Additionally, the old house is on the cusp of being on the market, so I will no longer be exhausting myself with long evenings compressing ~2 years of leisurely executed home improvements into  2 months of rushed chaos.

Section the Second:

Amongst other things, I've been cogitating on Surprise.

John at the Wandering Gamist recently opined on Surprise as a environmental concern with traps, something I'd sort of rolled around in previously. I'm glad he did, that means I may not be crazy.

The thief, being the professional trapfinder in many genres, then ought to be good at it.

I was thinking along these lines in regards to ACKS' proficiency progressions, how a trapfinder should increase his or her skill.

On a lark, I transmuted the "1d6" surprise roll to a 1d20.

Surprise - 1d6Surprise - 1d20
1-16.67%Animal Reflexes - Surprise on 1-3-15.00%Animal Reflexes - Surprise on 3-
2-33.33%Regular Surprise on 2-6-30.00%Regular Surprise on 6-
3-50.00%vs Naturally Stealthy - Surprise on 3-10-50.00%vs Naturally Stealthy - Surprise on 10-

The percentages aren't perfect, but they're correct for where I'm going with this.

Let's look at the proficiency progression - the Craft, Profession, Art types, where every time you take it you gain a lower throw value to identify something or know something about your proficiency:

Proficiency Progression

See that?

When you're an Apprentice, your profession has the equivalent of Naturally Stealthy against you - you're more likely to be surprised by something and not have the answer to the problem at hand. At Journeyman, you are on equal footing. At Master,  you have the advantage versus your profession, and are hardly ever surprised by something that comes up.

I think that resonates with the real world application of a profession.  I'm good at what I do because I'm hardly ever surprised by something - I either already know this problem, or I am able to recover on the instant with a resolution. 

A friend of mine who was up till recently a master carpenter came by to help me replace a decrepit wooden door on my old house - it exited from the garage, it'd been slowly deteriorating for ~50 years, we never used it - and it took one trip to the hardware store and some saw magic, and boom!, standard steel door placed into what was a custom opening, like it grew there.

He was not surprised by that door frame.
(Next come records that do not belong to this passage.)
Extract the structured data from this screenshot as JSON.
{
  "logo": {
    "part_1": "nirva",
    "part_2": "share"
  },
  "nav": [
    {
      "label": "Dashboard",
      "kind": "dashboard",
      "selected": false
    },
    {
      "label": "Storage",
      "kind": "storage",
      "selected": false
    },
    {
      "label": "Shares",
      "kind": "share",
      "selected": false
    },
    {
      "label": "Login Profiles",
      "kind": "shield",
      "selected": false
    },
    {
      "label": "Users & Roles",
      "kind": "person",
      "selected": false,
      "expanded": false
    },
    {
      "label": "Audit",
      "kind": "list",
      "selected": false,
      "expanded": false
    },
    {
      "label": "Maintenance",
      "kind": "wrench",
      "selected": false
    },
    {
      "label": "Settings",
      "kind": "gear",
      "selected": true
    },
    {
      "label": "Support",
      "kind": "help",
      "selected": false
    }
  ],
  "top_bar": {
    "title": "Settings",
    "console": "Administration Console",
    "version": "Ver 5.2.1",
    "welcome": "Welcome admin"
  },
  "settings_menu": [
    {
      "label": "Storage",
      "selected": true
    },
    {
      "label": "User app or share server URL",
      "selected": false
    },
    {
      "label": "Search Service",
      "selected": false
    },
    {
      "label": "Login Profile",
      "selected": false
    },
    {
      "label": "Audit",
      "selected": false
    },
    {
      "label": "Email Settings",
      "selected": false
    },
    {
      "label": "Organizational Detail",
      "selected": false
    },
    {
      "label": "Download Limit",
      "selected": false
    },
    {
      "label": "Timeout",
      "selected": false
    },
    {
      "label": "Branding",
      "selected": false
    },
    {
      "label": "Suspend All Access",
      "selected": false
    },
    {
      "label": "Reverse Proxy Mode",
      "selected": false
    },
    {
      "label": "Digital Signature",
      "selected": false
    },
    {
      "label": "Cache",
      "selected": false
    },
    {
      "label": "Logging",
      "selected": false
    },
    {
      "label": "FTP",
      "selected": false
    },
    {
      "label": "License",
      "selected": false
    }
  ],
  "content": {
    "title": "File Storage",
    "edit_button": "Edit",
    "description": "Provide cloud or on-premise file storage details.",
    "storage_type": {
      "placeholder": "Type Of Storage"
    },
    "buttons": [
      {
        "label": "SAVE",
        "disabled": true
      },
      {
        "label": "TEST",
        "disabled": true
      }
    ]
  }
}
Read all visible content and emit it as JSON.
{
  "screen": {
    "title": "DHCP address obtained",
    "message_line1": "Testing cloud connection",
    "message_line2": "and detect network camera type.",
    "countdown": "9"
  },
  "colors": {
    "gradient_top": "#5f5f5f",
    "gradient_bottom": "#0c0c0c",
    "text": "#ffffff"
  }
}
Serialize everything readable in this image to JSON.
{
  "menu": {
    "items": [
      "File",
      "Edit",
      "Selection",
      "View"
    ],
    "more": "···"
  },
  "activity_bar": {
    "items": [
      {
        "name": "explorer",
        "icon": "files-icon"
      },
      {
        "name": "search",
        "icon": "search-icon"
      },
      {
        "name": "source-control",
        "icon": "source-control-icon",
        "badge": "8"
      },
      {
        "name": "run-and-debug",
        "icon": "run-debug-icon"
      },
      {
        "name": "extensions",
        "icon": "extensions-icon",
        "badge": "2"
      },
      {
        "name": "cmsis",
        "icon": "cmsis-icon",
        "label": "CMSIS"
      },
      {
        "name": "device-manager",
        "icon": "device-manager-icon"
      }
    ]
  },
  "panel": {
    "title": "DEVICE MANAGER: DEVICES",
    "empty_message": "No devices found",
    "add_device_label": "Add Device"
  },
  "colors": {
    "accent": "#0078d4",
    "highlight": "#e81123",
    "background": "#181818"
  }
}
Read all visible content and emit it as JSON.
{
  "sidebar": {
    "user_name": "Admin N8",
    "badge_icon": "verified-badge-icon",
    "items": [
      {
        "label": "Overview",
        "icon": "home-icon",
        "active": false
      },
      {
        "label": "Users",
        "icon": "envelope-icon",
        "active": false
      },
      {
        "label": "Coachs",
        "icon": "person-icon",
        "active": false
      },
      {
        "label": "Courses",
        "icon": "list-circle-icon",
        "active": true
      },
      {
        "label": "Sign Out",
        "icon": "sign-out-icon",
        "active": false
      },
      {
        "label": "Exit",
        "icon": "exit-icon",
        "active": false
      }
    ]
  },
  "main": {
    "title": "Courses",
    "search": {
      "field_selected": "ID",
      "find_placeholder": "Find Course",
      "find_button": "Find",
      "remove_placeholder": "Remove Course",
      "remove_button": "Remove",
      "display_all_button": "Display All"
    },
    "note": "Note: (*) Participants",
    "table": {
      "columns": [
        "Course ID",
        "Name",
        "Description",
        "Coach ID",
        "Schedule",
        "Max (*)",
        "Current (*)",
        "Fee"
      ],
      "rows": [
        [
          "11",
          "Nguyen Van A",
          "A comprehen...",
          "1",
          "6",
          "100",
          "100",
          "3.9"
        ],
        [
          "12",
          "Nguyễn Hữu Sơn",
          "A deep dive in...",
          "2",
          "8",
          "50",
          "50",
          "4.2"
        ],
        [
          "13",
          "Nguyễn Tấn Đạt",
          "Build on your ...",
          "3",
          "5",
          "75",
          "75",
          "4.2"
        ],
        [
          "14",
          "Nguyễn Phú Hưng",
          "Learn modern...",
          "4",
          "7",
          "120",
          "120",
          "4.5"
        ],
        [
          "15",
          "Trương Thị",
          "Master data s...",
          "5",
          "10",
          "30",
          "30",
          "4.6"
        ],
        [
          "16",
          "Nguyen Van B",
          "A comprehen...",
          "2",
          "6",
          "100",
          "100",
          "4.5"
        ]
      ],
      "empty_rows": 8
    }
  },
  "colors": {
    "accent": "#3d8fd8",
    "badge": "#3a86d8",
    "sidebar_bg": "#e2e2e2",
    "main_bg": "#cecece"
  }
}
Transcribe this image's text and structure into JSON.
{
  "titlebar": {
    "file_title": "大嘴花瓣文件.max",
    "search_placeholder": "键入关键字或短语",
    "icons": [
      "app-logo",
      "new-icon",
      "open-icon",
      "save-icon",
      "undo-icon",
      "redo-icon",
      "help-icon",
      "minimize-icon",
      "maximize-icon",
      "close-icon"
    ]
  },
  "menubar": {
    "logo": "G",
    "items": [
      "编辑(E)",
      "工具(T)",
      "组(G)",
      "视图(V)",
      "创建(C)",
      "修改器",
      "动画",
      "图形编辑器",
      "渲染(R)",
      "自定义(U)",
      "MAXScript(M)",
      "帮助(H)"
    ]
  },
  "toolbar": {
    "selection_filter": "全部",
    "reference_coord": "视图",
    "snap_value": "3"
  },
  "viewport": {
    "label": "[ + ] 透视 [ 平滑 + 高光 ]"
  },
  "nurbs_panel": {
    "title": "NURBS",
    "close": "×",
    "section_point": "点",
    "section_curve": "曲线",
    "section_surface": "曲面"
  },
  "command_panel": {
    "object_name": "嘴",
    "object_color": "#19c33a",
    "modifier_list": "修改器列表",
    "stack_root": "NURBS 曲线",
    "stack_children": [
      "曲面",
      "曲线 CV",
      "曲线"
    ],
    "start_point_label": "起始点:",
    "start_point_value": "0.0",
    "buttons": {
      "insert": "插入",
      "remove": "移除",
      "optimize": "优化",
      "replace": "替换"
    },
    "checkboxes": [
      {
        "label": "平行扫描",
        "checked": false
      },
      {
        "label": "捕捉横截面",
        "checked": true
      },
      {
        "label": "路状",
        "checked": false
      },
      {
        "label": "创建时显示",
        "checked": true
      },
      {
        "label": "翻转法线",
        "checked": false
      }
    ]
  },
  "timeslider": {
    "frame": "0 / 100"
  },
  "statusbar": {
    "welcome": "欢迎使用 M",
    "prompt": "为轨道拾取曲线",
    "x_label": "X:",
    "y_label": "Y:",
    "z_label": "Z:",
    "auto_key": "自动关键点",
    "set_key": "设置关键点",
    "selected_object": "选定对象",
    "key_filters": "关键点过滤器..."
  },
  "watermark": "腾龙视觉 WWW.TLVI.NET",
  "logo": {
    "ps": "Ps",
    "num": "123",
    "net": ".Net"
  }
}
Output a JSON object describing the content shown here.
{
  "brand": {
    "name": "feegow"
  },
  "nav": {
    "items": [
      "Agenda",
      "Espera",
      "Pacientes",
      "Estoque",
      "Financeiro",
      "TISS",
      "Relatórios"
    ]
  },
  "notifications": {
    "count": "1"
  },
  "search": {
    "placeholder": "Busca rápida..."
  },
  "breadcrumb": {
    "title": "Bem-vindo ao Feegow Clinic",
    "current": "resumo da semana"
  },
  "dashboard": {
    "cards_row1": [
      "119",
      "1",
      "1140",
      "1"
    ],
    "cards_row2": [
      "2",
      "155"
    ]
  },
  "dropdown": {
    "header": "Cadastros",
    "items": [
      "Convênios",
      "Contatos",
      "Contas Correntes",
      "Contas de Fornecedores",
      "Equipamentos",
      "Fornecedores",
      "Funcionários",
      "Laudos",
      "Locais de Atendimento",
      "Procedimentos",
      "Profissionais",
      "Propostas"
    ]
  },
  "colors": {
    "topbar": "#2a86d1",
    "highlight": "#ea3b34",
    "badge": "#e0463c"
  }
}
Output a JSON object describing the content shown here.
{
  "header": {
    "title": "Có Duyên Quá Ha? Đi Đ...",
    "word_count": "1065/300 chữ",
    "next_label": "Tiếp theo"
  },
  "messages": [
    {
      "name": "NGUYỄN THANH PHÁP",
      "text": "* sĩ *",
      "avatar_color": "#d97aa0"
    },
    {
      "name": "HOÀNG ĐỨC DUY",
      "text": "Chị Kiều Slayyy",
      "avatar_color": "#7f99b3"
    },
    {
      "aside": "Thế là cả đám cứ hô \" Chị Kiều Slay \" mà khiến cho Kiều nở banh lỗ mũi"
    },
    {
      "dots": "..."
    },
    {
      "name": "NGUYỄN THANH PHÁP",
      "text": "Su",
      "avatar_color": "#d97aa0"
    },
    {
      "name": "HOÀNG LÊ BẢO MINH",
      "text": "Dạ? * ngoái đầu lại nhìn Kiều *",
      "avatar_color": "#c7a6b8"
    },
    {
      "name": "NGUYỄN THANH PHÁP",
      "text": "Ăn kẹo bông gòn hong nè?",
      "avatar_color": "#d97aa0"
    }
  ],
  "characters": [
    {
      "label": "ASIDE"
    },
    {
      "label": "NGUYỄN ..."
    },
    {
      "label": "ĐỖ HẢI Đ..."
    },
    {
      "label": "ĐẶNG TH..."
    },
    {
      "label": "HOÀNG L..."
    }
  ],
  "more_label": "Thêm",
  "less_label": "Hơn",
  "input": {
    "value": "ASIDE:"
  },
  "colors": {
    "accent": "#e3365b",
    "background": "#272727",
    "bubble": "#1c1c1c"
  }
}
He's a master at his profession. I would have been surprised multiple times during that encounter - I'm not even an apprentice. 

So the thief, as the professional trapfinder, is then hardly ever surprised by a trap. And we can model that more or less accurately via ACKS' professional proficiency progressions, as they compare well to the actual surprise mechanic.

It's one of those hidden elegances of ACKS.